We lost another one.
Lloyd Price, an R&B singer from New Orleans whose 1950s became crossover hits crucial to the development of rock and roll, died May 3 at a care facility in New Rochelle, New York from diabetes complications. He was 88.
At a very young age Price worked carting huge blocks from ice and eventually tired of the grueling job. So he took up piano and led a band in high school. When Price was 19 he had an audition with Fats Domino’s arranger and music producer, Dave Bartholomew, who was blown away by the upbeat Price who packed a lot of charisma.
But in 1954, when Price was enjoying the success of “Lawdy Miss Clawdy” he was drafted, and his career was put on hold. Price blamed segregation.
“Truly, that’s one of the reasons why I got drafted in the service,” he told the New York Times decades later. “It was a revolution underground that nobody could stop. The lady at the draft board said Washington wanted me in the Army. Their children were dancing to ‘Lawdy Miss Clawdy.’ “
Ironically after Price’s return to civilian life another entertainer had stolen his popularity, a singer Price had helped get started in the business: The flamboyant Little Richard.
Price bounced back, though, with some huge recordings in the late 50’s and early 60’s.
This one soared to #2 in 1959 and is very easy to sing along.
Price’s widow Jackie said, “Lloyd’s music crossed many boundaries and carried him to all corners of the world. He got the nickname ‘Mr. Personality’ because of his biggest hit but he also earned that name because he was charismatic, generous, smart, funny, talented with a very kind heart.”
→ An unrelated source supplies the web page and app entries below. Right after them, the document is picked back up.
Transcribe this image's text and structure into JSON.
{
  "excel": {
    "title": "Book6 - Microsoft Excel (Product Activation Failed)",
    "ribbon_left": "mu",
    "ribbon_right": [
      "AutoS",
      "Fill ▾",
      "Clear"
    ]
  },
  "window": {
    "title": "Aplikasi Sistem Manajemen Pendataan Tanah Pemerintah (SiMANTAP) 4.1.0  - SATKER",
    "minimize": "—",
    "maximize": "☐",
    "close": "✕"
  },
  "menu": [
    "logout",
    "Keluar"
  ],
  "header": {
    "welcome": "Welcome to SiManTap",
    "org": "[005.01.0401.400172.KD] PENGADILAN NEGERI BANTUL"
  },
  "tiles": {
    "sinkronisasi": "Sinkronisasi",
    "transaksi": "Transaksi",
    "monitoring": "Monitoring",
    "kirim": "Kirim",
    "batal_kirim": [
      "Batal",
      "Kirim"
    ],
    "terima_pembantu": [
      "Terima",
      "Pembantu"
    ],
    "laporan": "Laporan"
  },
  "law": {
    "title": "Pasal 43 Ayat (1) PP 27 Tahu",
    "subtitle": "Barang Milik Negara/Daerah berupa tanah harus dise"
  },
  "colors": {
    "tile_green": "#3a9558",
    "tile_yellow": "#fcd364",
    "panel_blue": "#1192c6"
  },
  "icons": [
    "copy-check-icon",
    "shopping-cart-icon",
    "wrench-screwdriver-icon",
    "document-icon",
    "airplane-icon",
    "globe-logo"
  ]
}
Price had tremendous influence.
You saw in the opening video Huey Lewis introduce the late Lloyd Price. From early 2020…